Lately I’ve grown sort of weary of all of the so-called “life coaches,” “consultants,” and “personal advisors” who tell us that we have to follow our passions or who direct us toward more fulfilling ways to spend our time. Maybe we just need more balance in how we view our work, how we deal with the past, and how we move ahead.
I laughed out loud at an article that was sent out on New Year’s Day by the ecclesial higher-ups inside my particular religious institution. The article, written by a life coach, talked about the value of doing those things that truly give joy in one’s off-hours so as not to jeopardize income. It was a frustrating read because, on the one hand, it feels like a cop-out to tell folks to endure their miserable income-generating job to enable them to do what they’re really passionate about in their off-hours. That’s just another way of convincing us that we, like many who’ve just taken their “medicine,” don’t really deserve to be happy (thanks, Puritans). On the other hand, I simultaneously couldn’t help but wonder how we’ve become so preoccupied with “passion.” That can be so self-indulgent and easily become a built-in excuse for a lack of resilience when things don’t go as we want. It’s important to make a living, but because that’s where most of us will spend the majority of our awake hours, there should be some fulfillment to it. At the same time, it’s narcissistic to expect that the universe should be dedicated to making us happy.
We need a better sense of balance that both requires something of us and simultaneously rewards us spiritually.
As another New Year’s celebration, my least favorite part of the whole “holiday season,” has come and gone, it makes me consider balance differently. Invariably, the disappointment at all of the things we didn’t get done “last year” speed down the highway toward a head-on collision with the expectations of things we secretly believe we’ll never live up to. Expectation management seems like an important skill to learn. On the one hand, maybe I should set more realistic goals and, on the other, maybe I shouldn’t be so fatalistic (the universe really is out to get me, by the way). Satisfaction seems to be all about balance. But it also seems to have something to do with how we frame it — or maybe how we sing “Auld Lang Syne.”
That song could easily work us into a sadness and grief at the days that have gone that we can’t get back.
When someone dies in New Orleans, the funeral service starts with a dirge but eventually moves to “When the Saints Go Marching In” played with full jazz band brashness — and why not? Normally, “Auld Lang Syne” depresses me, so I try to get past it as fast as possible because disappointment and dark expectations are hard to stare down for very long. But I discovered a version of the song that seems right. Jon Batiste and Stay Human, the band for “The Late Show” with Stephen Colbert, have a version that starts with the dirge, but then kicking into a party — and why not? Batiste is a New Orleans native.

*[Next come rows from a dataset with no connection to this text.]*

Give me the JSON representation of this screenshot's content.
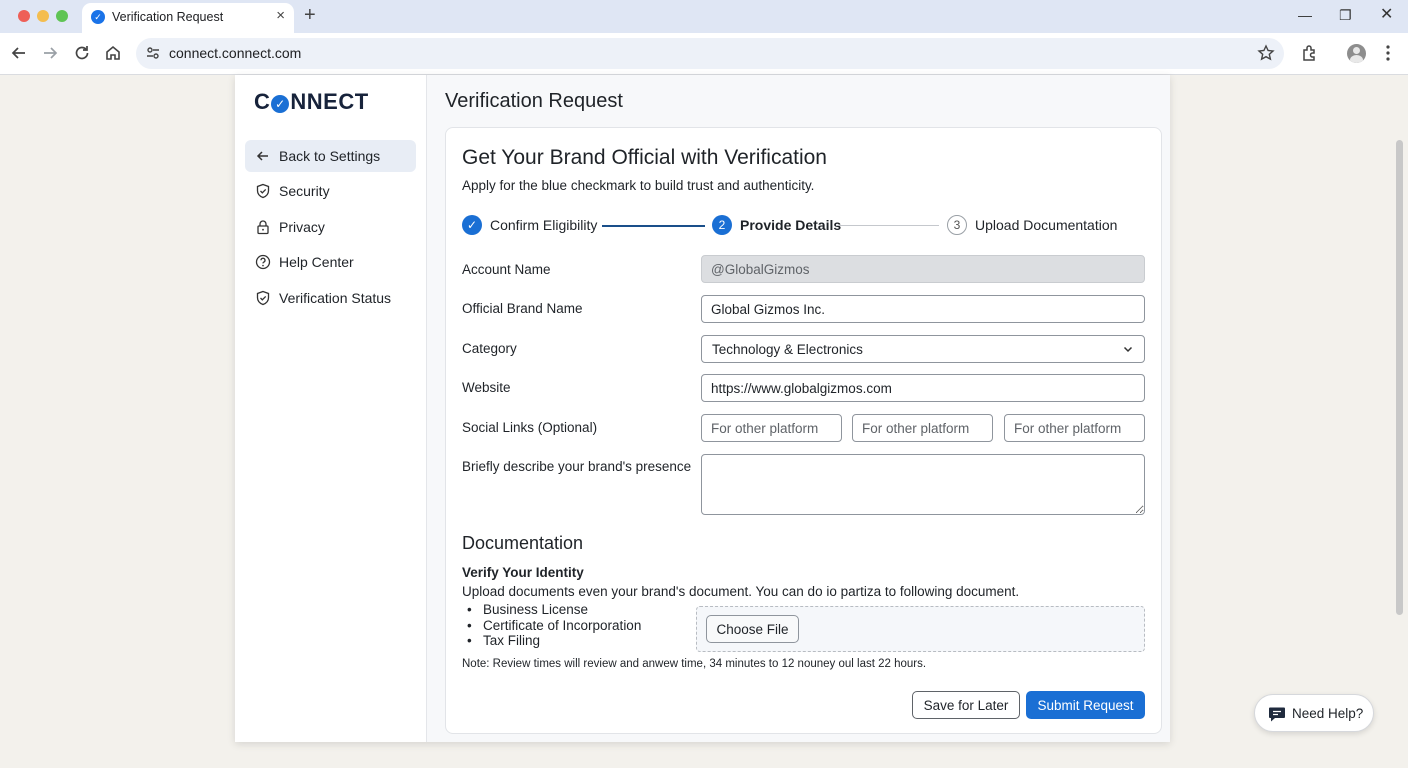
{
  "browser": {
    "tab_title": "Verification Request",
    "url": "connect.connect.com"
  },
  "brand": {
    "logo_prefix": "C",
    "logo_check": "✓",
    "logo_suffix": "NNECT",
    "accent_color": "#1a6fd4"
  },
  "sidebar": {
    "items": [
      {
        "label": "Back to Settings",
        "icon": "arrow-left-icon"
      },
      {
        "label": "Security",
        "icon": "shield-check-icon"
      },
      {
        "label": "Privacy",
        "icon": "lock-icon"
      },
      {
        "label": "Help Center",
        "icon": "question-circle-icon"
      },
      {
        "label": "Verification Status",
        "icon": "shield-check-icon"
      }
    ]
  },
  "main": {
    "page_title": "Verification Request",
    "card_title": "Get Your Brand Official with Verification",
    "card_subtitle": "Apply for the blue checkmark to build trust and authenticity.",
    "steps": [
      {
        "number": "✓",
        "label": "Confirm Eligibility",
        "state": "done"
      },
      {
        "number": "2",
        "label": "Provide Details",
        "state": "active"
      },
      {
        "number": "3",
        "label": "Upload Documentation",
        "state": "todo"
      }
    ],
    "form": {
      "account_name_label": "Account Name",
      "account_name_placeholder": "@GlobalGizmos",
      "brand_name_label": "Official Brand Name",
      "brand_name_value": "Global Gizmos Inc.",
      "category_label": "Category",
      "category_value": "Technology & Electronics",
      "website_label": "Website",
      "website_value": "https://www.globalgizmos.com",
      "social_label": "Social Links (Optional)",
      "social_placeholder": "For other platform",
      "presence_label": "Briefly describe your brand's presence"
    },
    "documentation": {
      "title": "Documentation",
      "subtitle": "Verify Your Identity",
      "description": "Upload documents even your brand's document. You can do io partiza to  following document.",
      "list": [
        "Business License",
        "Certificate of Incorporation",
        "Tax Filing"
      ],
      "choose_file_label": "Choose File",
      "note": "Note: Review times will review and anwew time, 34 minutes to 12 nouney oul last 22 hours."
    },
    "actions": {
      "save_label": "Save for Later",
      "submit_label": "Submit Request"
    }
  },
  "help": {
    "label": "Need Help?"
  }
}
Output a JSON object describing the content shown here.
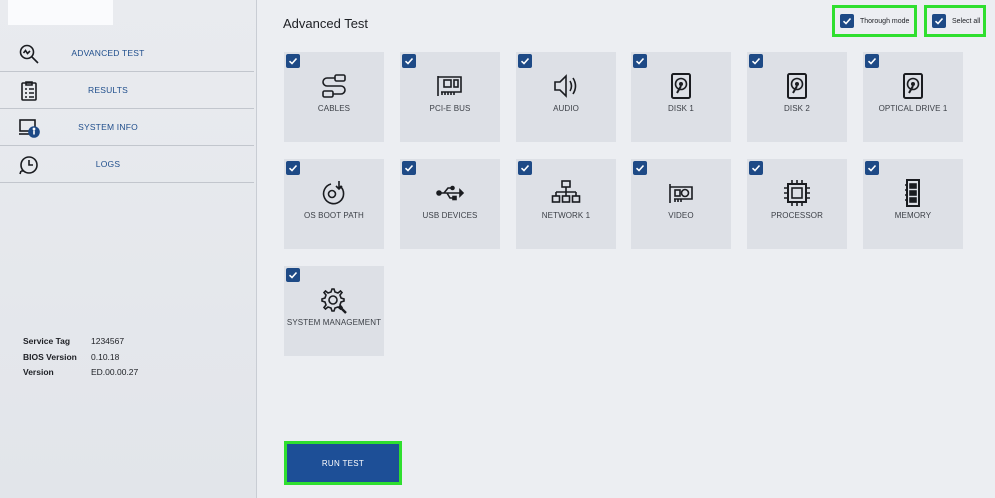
{
  "sidebar": {
    "items": [
      {
        "label": "ADVANCED TEST",
        "icon": "search-icon"
      },
      {
        "label": "RESULTS",
        "icon": "clipboard-icon"
      },
      {
        "label": "SYSTEM INFO",
        "icon": "monitor-info-icon"
      },
      {
        "label": "LOGS",
        "icon": "clock-icon"
      }
    ],
    "info": [
      {
        "key": "Service Tag",
        "value": "1234567"
      },
      {
        "key": "BIOS Version",
        "value": "0.10.18"
      },
      {
        "key": "Version",
        "value": "ED.00.00.27"
      }
    ]
  },
  "main": {
    "title": "Advanced Test",
    "thorough_mode_label": "Thorough mode",
    "thorough_mode_checked": true,
    "select_all_label": "Select all",
    "select_all_checked": true,
    "tiles": [
      {
        "label": "CABLES",
        "icon": "cable-icon",
        "checked": true
      },
      {
        "label": "PCI-E BUS",
        "icon": "pci-card-icon",
        "checked": true
      },
      {
        "label": "AUDIO",
        "icon": "speaker-icon",
        "checked": true
      },
      {
        "label": "DISK 1",
        "icon": "disk-icon",
        "checked": true
      },
      {
        "label": "DISK 2",
        "icon": "disk-icon",
        "checked": true
      },
      {
        "label": "OPTICAL DRIVE 1",
        "icon": "optical-drive-icon",
        "checked": true
      },
      {
        "label": "OS BOOT PATH",
        "icon": "boot-path-icon",
        "checked": true
      },
      {
        "label": "USB DEVICES",
        "icon": "usb-icon",
        "checked": true
      },
      {
        "label": "NETWORK 1",
        "icon": "network-icon",
        "checked": true
      },
      {
        "label": "VIDEO",
        "icon": "video-card-icon",
        "checked": true
      },
      {
        "label": "PROCESSOR",
        "icon": "processor-icon",
        "checked": true
      },
      {
        "label": "MEMORY",
        "icon": "memory-icon",
        "checked": true
      },
      {
        "label": "SYSTEM MANAGEMENT",
        "icon": "gear-wrench-icon",
        "checked": true
      }
    ],
    "run_label": "RUN TEST"
  },
  "colors": {
    "accent": "#1d4f97",
    "checkbox": "#1e4a86",
    "highlight": "#2fdf2f"
  }
}
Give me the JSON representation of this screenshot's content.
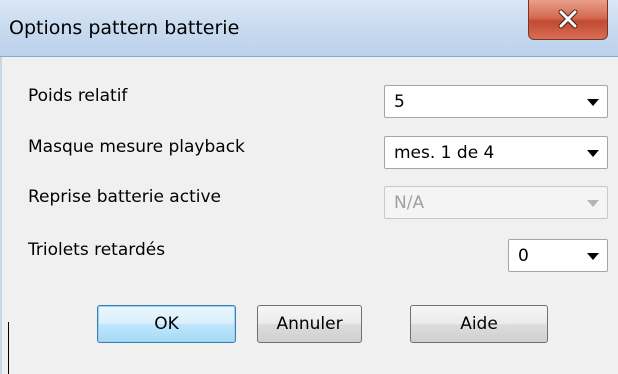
{
  "window": {
    "title": "Options pattern batterie",
    "close_icon": "close-icon"
  },
  "fields": {
    "relative_weight": {
      "label": "Poids relatif",
      "value": "5"
    },
    "playback_mask": {
      "label": "Masque mesure playback",
      "value": "mes. 1 de 4"
    },
    "drum_repeat": {
      "label": "Reprise batterie active",
      "value": "N/A"
    },
    "delayed_triplets": {
      "label": "Triolets retardés",
      "value": "0"
    }
  },
  "buttons": {
    "ok": "OK",
    "cancel": "Annuler",
    "help": "Aide"
  }
}
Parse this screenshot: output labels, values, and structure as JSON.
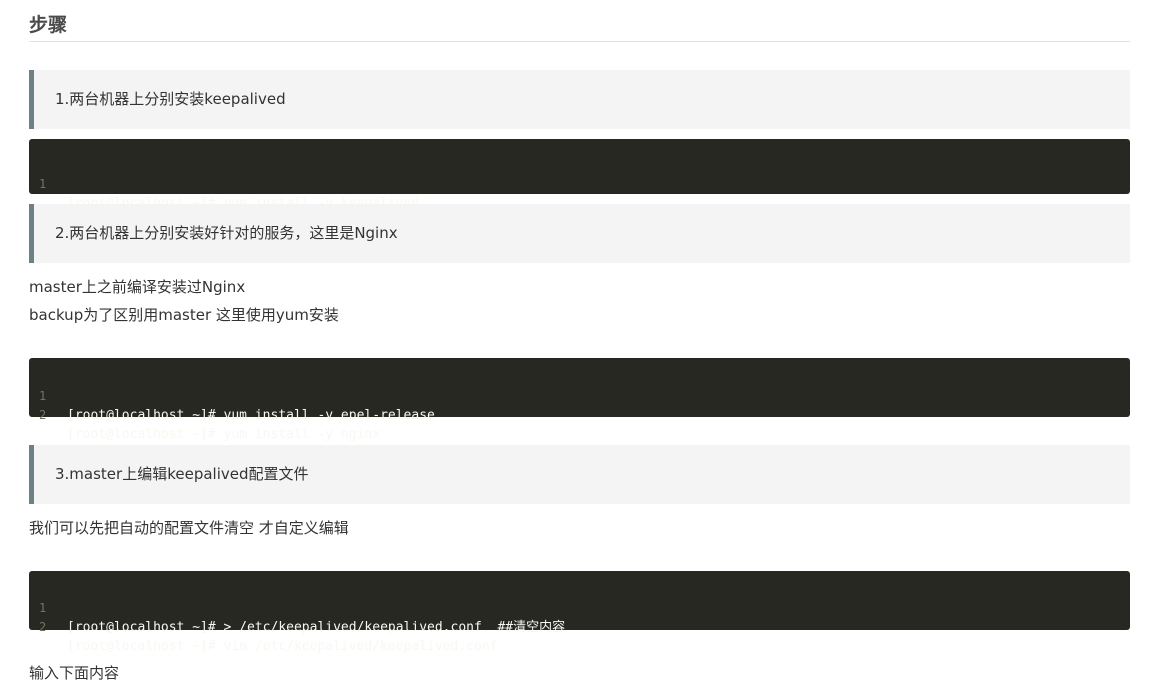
{
  "heading": "步骤",
  "steps": [
    {
      "title": "1.两台机器上分别安装keepalived",
      "code": [
        {
          "no": "1",
          "text": "[root@localhost ~]# yum install -y keepalived"
        }
      ]
    },
    {
      "title": "2.两台机器上分别安装好针对的服务，这里是Nginx",
      "paragraphs": [
        "master上之前编译安装过Nginx",
        "backup为了区别用master 这里使用yum安装"
      ],
      "code": [
        {
          "no": "1",
          "text": "[root@localhost ~]# yum install -y epel-release"
        },
        {
          "no": "2",
          "text": "[root@localhost ~]# yum install -y nginx"
        }
      ]
    },
    {
      "title": "3.master上编辑keepalived配置文件",
      "paragraphs": [
        "我们可以先把自动的配置文件清空 才自定义编辑"
      ],
      "code": [
        {
          "no": "1",
          "text": "[root@localhost ~]# > /etc/keepalived/keepalived.conf  ##清空内容"
        },
        {
          "no": "2",
          "text": "[root@localhost ~]# vim /etc/keepalived/keepalived.conf"
        }
      ],
      "after": "输入下面内容"
    }
  ],
  "colors": {
    "note_background": "#f4f4f4",
    "note_border": "#6f7f86",
    "code_background": "#272822",
    "code_text": "#f8f8f2",
    "line_number": "#75715e"
  }
}
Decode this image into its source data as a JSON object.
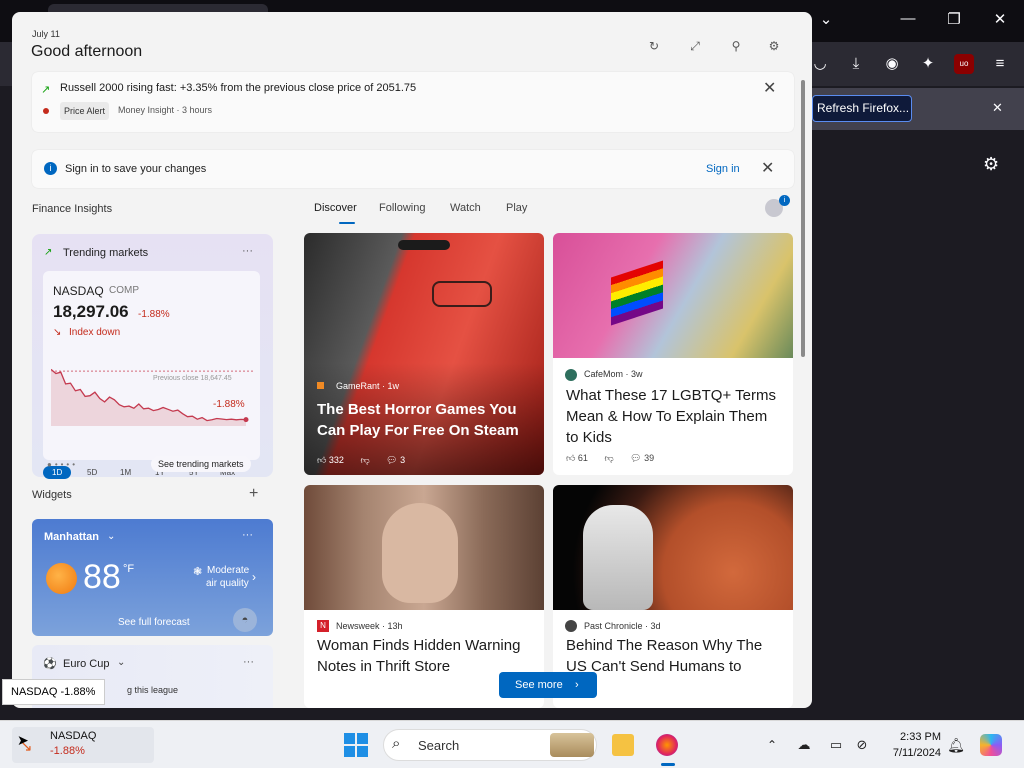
{
  "browser": {
    "notification_button": "Refresh Firefox...",
    "colors": {
      "tabbar": "#0e0d12",
      "toolbar": "#2b2a33",
      "content": "#1c1b22"
    }
  },
  "panel": {
    "date": "July 11",
    "greeting": "Good afternoon",
    "header_icons": [
      "refresh-icon",
      "expand-icon",
      "pin-icon",
      "settings-icon"
    ],
    "alert": {
      "title": "Russell 2000 rising fast: +3.35% from the previous close price of 2051.75",
      "badge": "Price Alert",
      "source": "Money Insight · 3 hours"
    },
    "signin": {
      "text": "Sign in to save your changes",
      "link": "Sign in"
    },
    "finance_insights": "Finance Insights",
    "tabs": [
      "Discover",
      "Following",
      "Watch",
      "Play"
    ],
    "active_tab": "Discover",
    "trending": {
      "title": "Trending markets",
      "more": "···",
      "symbol": "NASDAQ",
      "exchange": "COMP",
      "price": "18,297.06",
      "change": "-1.88%",
      "status": "Index down",
      "prev_close": "Previous close 18,647.45",
      "chart_change": "-1.88%",
      "periods": [
        "1D",
        "5D",
        "1M",
        "1Y",
        "5Y",
        "Max"
      ],
      "active_period": "1D",
      "see_link": "See trending markets",
      "chart_data": {
        "type": "line",
        "x": [
          0,
          1,
          2,
          3,
          4,
          5,
          6,
          7,
          8,
          9,
          10,
          11,
          12,
          13,
          14,
          15,
          16,
          17,
          18,
          19,
          20,
          21,
          22,
          23,
          24,
          25,
          26,
          27,
          28,
          29,
          30,
          31,
          32,
          33,
          34,
          35,
          36,
          37,
          38,
          39,
          40
        ],
        "values": [
          18660,
          18630,
          18640,
          18555,
          18560,
          18505,
          18515,
          18465,
          18470,
          18495,
          18450,
          18425,
          18460,
          18440,
          18405,
          18390,
          18395,
          18380,
          18410,
          18375,
          18380,
          18362,
          18370,
          18385,
          18372,
          18358,
          18366,
          18340,
          18318,
          18322,
          18300,
          18312,
          18290,
          18296,
          18305,
          18302,
          18297,
          18300,
          18296,
          18299,
          18297
        ],
        "baseline": 18647.45,
        "colors": {
          "line": "#c43a4f",
          "fill": "#e9c7cf",
          "baseline": "#d46a7a"
        }
      }
    },
    "widgets_title": "Widgets",
    "add_icon": "+",
    "weather": {
      "location": "Manhattan",
      "temp": "88",
      "unit": "°F",
      "air": "Moderate",
      "air2": "air quality",
      "forecast_link": "See full forecast"
    },
    "euro": {
      "title": "Euro Cup",
      "sub": "g this league",
      "more": "···"
    },
    "news": [
      {
        "source": "GameRant · 1w",
        "title": "The Best Horror Games You Can Play For Free On Steam",
        "likes": "332",
        "comments": "3"
      },
      {
        "source": "CafeMom · 3w",
        "title": "What These 17 LGBTQ+ Terms Mean & How To Explain Them to Kids",
        "likes": "61",
        "comments": "39"
      },
      {
        "source": "Newsweek · 13h",
        "title": "Woman Finds Hidden Warning Notes in Thrift Store",
        "likes": "",
        "comments": ""
      },
      {
        "source": "Past Chronicle · 3d",
        "title": "Behind The Reason Why The US Can't Send Humans to",
        "likes": "",
        "comments": ""
      }
    ],
    "see_more": "See more"
  },
  "tooltip": "NASDAQ -1.88%",
  "taskbar": {
    "widget_title": "NASDAQ",
    "widget_change": "-1.88%",
    "search_placeholder": "Search",
    "time": "2:33 PM",
    "date": "7/11/2024"
  }
}
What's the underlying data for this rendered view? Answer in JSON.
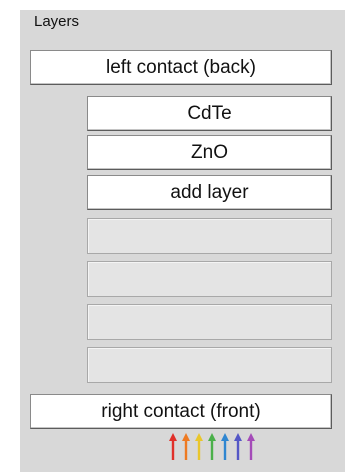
{
  "panel": {
    "title": "Layers",
    "left_contact_label": "left contact (back)",
    "layers": [
      "CdTe",
      "ZnO"
    ],
    "add_layer_label": "add layer",
    "empty_slot_count": 4,
    "right_contact_label": "right contact (front)",
    "illumination_icon": "rainbow-light-arrows-icon",
    "arrow_colors": [
      "#e0302a",
      "#ee7a22",
      "#e9c62c",
      "#4bb04a",
      "#2f86d1",
      "#5457c6",
      "#a44bb8"
    ]
  }
}
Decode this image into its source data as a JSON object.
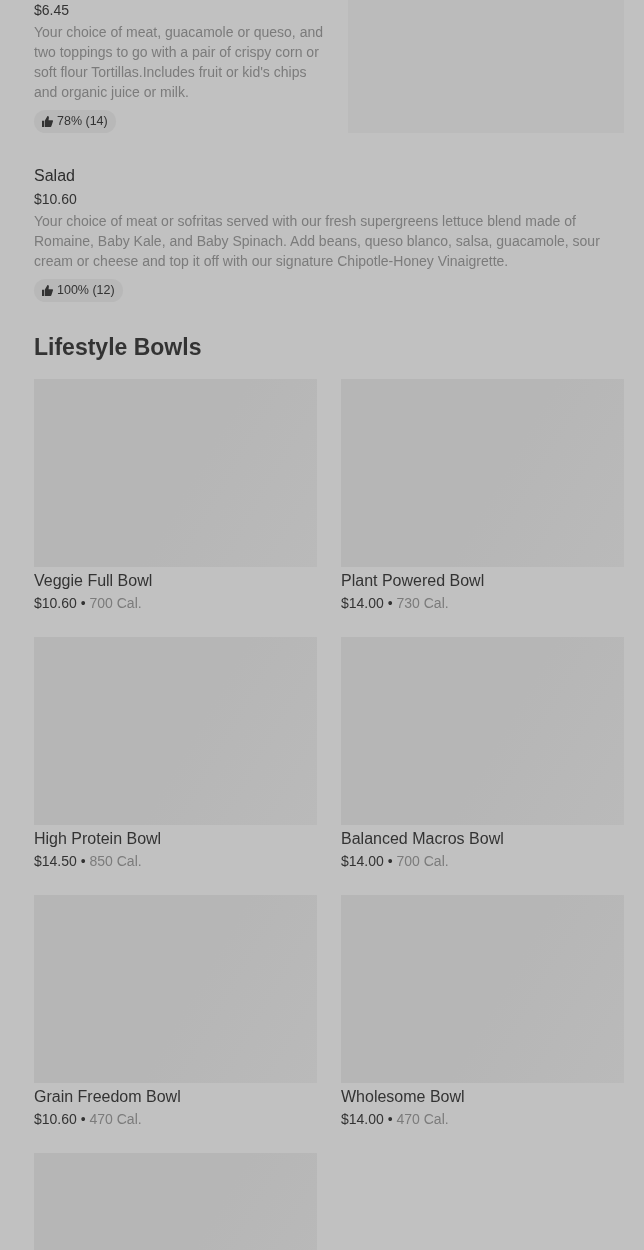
{
  "items": [
    {
      "price": "$6.45",
      "description": "Your choice of meat, guacamole or queso, and two toppings to go with a pair of crispy corn or soft flour Tortillas.Includes fruit or kid's chips and organic juice or milk.",
      "rating": "78% (14)",
      "has_image": true
    },
    {
      "name": "Salad",
      "price": "$10.60",
      "description": "Your choice of meat or sofritas served with our fresh supergreens lettuce blend made of Romaine, Baby Kale, and Baby Spinach. Add beans, queso blanco, salsa, guacamole, sour cream or cheese and top it off with our signature Chipotle-Honey Vinaigrette.",
      "rating": "100% (12)",
      "has_image": false
    }
  ],
  "section": {
    "title": "Lifestyle Bowls",
    "cards": [
      {
        "name": "Veggie Full Bowl",
        "price": "$10.60",
        "separator": "•",
        "calories": "700 Cal."
      },
      {
        "name": "Plant Powered Bowl",
        "price": "$14.00",
        "separator": "•",
        "calories": "730 Cal."
      },
      {
        "name": "High Protein Bowl",
        "price": "$14.50",
        "separator": "•",
        "calories": "850 Cal."
      },
      {
        "name": "Balanced Macros Bowl",
        "price": "$14.00",
        "separator": "•",
        "calories": "700 Cal."
      },
      {
        "name": "Grain Freedom Bowl",
        "price": "$10.60",
        "separator": "•",
        "calories": "470 Cal."
      },
      {
        "name": "Wholesome Bowl",
        "price": "$14.00",
        "separator": "•",
        "calories": "470 Cal."
      }
    ],
    "trailing_tile": true
  }
}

In the same way that traditional Big Easy funerals acknowledge grief but then thumb their nose to the pain in order to celebrate a life, so Batiste takes the regrets of the ending year and sacrifices them to a celebration of being alive.
The celebration isn’t about the possibilities of the future, but instead it lets go of the past which can’t be changed and squarely settles into the present. That’s where balance lives.
How much happier we’d all be if we could just allow ourselves the balance we need. Instead of dwelling on the past or fearing the future (because fear is only ever of the future), maybe we surrender to the moment, live in the moment, absorb it and celebrate it.
The past represents life that has given us context, wisdom, resilience, joy and pain. The future is where we set a direction for where we want to go. Balancing the two, however, is seeing our lives held beautifully in tension between the two.
So I do not wish you a happy new year. That’s out of balance. I wish you a new year in which you have to struggle to get what you want or to do what you want.
I wish you a new year in which you can be at peace with yourself in between the tragedies and triumphs. May your past and future plant you in a rich and deep present. May you feel deeply and yet never be blinded by your passions. May you know yourself as a part of a community of people and yet never lose your individuality. I wish you to know balance.